══ Extracted records

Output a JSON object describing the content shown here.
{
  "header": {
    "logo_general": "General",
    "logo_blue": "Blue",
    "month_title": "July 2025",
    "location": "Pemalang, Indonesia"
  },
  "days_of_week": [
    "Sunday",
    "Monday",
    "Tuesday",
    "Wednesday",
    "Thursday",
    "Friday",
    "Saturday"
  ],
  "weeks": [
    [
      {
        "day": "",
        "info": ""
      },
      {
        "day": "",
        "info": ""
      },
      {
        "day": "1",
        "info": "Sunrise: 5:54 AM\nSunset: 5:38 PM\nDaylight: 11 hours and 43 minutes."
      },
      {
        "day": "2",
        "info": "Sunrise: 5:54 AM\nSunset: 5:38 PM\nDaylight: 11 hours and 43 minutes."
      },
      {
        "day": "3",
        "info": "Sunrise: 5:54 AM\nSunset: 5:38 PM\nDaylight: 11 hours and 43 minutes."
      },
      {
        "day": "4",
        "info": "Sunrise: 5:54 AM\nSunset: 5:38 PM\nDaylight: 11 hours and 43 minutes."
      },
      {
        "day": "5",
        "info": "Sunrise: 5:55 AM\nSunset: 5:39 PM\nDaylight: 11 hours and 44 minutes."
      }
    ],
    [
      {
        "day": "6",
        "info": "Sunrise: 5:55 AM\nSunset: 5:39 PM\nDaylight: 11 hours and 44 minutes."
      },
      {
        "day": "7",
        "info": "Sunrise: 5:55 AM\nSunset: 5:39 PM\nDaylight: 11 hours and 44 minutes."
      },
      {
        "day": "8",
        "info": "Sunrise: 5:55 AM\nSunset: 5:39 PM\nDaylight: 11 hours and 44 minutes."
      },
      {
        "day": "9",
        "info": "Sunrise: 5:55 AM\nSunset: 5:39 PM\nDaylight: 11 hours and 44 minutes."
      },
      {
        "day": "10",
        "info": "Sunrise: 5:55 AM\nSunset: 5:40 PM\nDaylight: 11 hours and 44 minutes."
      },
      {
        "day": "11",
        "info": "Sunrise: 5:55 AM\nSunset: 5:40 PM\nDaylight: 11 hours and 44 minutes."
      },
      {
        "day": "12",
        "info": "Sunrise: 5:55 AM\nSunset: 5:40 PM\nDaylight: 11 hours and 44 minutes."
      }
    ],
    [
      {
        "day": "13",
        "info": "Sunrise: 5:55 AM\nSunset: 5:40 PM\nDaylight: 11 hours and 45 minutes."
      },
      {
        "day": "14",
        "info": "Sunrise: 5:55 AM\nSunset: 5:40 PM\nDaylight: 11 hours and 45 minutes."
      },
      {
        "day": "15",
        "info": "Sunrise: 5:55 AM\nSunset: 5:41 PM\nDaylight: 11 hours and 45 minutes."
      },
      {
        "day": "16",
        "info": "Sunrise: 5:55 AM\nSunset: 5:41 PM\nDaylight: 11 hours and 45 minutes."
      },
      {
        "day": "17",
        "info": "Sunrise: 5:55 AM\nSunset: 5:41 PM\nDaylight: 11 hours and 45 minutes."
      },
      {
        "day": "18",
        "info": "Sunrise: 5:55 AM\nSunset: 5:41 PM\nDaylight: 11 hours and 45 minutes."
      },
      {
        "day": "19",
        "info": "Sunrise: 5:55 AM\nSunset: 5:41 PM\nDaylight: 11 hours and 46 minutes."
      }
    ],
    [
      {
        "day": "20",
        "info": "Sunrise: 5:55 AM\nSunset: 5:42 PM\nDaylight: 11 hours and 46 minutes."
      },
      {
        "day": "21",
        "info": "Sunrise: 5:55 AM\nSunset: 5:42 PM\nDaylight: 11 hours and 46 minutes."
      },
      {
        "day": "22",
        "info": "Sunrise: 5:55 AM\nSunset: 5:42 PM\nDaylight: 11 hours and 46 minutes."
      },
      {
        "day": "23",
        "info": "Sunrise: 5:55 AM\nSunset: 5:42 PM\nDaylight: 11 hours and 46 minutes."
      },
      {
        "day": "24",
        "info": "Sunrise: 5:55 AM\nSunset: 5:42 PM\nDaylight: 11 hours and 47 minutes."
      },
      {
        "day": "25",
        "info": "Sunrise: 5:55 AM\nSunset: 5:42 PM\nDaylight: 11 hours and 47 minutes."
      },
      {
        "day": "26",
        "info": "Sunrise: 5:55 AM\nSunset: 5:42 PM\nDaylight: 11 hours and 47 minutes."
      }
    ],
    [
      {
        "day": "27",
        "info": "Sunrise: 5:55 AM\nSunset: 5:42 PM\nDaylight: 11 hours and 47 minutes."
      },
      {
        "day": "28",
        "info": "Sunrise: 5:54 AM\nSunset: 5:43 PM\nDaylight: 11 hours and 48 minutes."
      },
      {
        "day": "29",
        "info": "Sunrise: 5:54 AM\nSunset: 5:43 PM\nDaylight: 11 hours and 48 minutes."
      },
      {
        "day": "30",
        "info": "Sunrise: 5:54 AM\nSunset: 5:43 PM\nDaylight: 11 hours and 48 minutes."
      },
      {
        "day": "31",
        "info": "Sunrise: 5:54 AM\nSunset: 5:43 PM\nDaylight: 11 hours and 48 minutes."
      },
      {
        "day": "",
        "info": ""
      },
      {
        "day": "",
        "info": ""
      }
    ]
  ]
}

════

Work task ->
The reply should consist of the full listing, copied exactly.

Answer space ->
Output a JSON object describing the content shown here.
{
  "header": {
    "logo_general": "General",
    "logo_blue": "Blue",
    "month_title": "July 2025",
    "location": "Pemalang, Indonesia"
  },
  "days_of_week": [
    "Sunday",
    "Monday",
    "Tuesday",
    "Wednesday",
    "Thursday",
    "Friday",
    "Saturday"
  ],
  "weeks": [
    [
      {
        "day": "",
        "info": ""
      },
      {
        "day": "",
        "info": ""
      },
      {
        "day": "1",
        "info": "Sunrise: 5:54 AM\nSunset: 5:38 PM\nDaylight: 11 hours and 43 minutes."
      },
      {
        "day": "2",
        "info": "Sunrise: 5:54 AM\nSunset: 5:38 PM\nDaylight: 11 hours and 43 minutes."
      },
      {
        "day": "3",
        "info": "Sunrise: 5:54 AM\nSunset: 5:38 PM\nDaylight: 11 hours and 43 minutes."
      },
      {
        "day": "4",
        "info": "Sunrise: 5:54 AM\nSunset: 5:38 PM\nDaylight: 11 hours and 43 minutes."
      },
      {
        "day": "5",
        "info": "Sunrise: 5:55 AM\nSunset: 5:39 PM\nDaylight: 11 hours and 44 minutes."
      }
    ],
    [
      {
        "day": "6",
        "info": "Sunrise: 5:55 AM\nSunset: 5:39 PM\nDaylight: 11 hours and 44 minutes."
      },
      {
        "day": "7",
        "info": "Sunrise: 5:55 AM\nSunset: 5:39 PM\nDaylight: 11 hours and 44 minutes."
      },
      {
        "day": "8",
        "info": "Sunrise: 5:55 AM\nSunset: 5:39 PM\nDaylight: 11 hours and 44 minutes."
      },
      {
        "day": "9",
        "info": "Sunrise: 5:55 AM\nSunset: 5:39 PM\nDaylight: 11 hours and 44 minutes."
      },
      {
        "day": "10",
        "info": "Sunrise: 5:55 AM\nSunset: 5:40 PM\nDaylight: 11 hours and 44 minutes."
      },
      {
        "day": "11",
        "info": "Sunrise: 5:55 AM\nSunset: 5:40 PM\nDaylight: 11 hours and 44 minutes."
      },
      {
        "day": "12",
        "info": "Sunrise: 5:55 AM\nSunset: 5:40 PM\nDaylight: 11 hours and 44 minutes."
      }
    ],
    [
      {
        "day": "13",
        "info": "Sunrise: 5:55 AM\nSunset: 5:40 PM\nDaylight: 11 hours and 45 minutes."
      },
      {
        "day": "14",
        "info": "Sunrise: 5:55 AM\nSunset: 5:40 PM\nDaylight: 11 hours and 45 minutes."
      },
      {
        "day": "15",
        "info": "Sunrise: 5:55 AM\nSunset: 5:41 PM\nDaylight: 11 hours and 45 minutes."
      },
      {
        "day": "16",
        "info": "Sunrise: 5:55 AM\nSunset: 5:41 PM\nDaylight: 11 hours and 45 minutes."
      },
      {
        "day": "17",
        "info": "Sunrise: 5:55 AM\nSunset: 5:41 PM\nDaylight: 11 hours and 45 minutes."
      },
      {
        "day": "18",
        "info": "Sunrise: 5:55 AM\nSunset: 5:41 PM\nDaylight: 11 hours and 45 minutes."
      },
      {
        "day": "19",
        "info": "Sunrise: 5:55 AM\nSunset: 5:41 PM\nDaylight: 11 hours and 46 minutes."
      }
    ],
    [
      {
        "day": "20",
        "info": "Sunrise: 5:55 AM\nSunset: 5:42 PM\nDaylight: 11 hours and 46 minutes."
      },
      {
        "day": "21",
        "info": "Sunrise: 5:55 AM\nSunset: 5:42 PM\nDaylight: 11 hours and 46 minutes."
      },
      {
        "day": "22",
        "info": "Sunrise: 5:55 AM\nSunset: 5:42 PM\nDaylight: 11 hours and 46 minutes."
      },
      {
        "day": "23",
        "info": "Sunrise: 5:55 AM\nSunset: 5:42 PM\nDaylight: 11 hours and 46 minutes."
      },
      {
        "day": "24",
        "info": "Sunrise: 5:55 AM\nSunset: 5:42 PM\nDaylight: 11 hours and 47 minutes."
      },
      {
        "day": "25",
        "info": "Sunrise: 5:55 AM\nSunset: 5:42 PM\nDaylight: 11 hours and 47 minutes."
      },
      {
        "day": "26",
        "info": "Sunrise: 5:55 AM\nSunset: 5:42 PM\nDaylight: 11 hours and 47 minutes."
      }
    ],
    [
      {
        "day": "27",
        "info": "Sunrise: 5:55 AM\nSunset: 5:42 PM\nDaylight: 11 hours and 47 minutes."
      },
      {
        "day": "28",
        "info": "Sunrise: 5:54 AM\nSunset: 5:43 PM\nDaylight: 11 hours and 48 minutes."
      },
      {
        "day": "29",
        "info": "Sunrise: 5:54 AM\nSunset: 5:43 PM\nDaylight: 11 hours and 48 minutes."
      },
      {
        "day": "30",
        "info": "Sunrise: 5:54 AM\nSunset: 5:43 PM\nDaylight: 11 hours and 48 minutes."
      },
      {
        "day": "31",
        "info": "Sunrise: 5:54 AM\nSunset: 5:43 PM\nDaylight: 11 hours and 48 minutes."
      },
      {
        "day": "",
        "info": ""
      },
      {
        "day": "",
        "info": ""
      }
    ]
  ]
}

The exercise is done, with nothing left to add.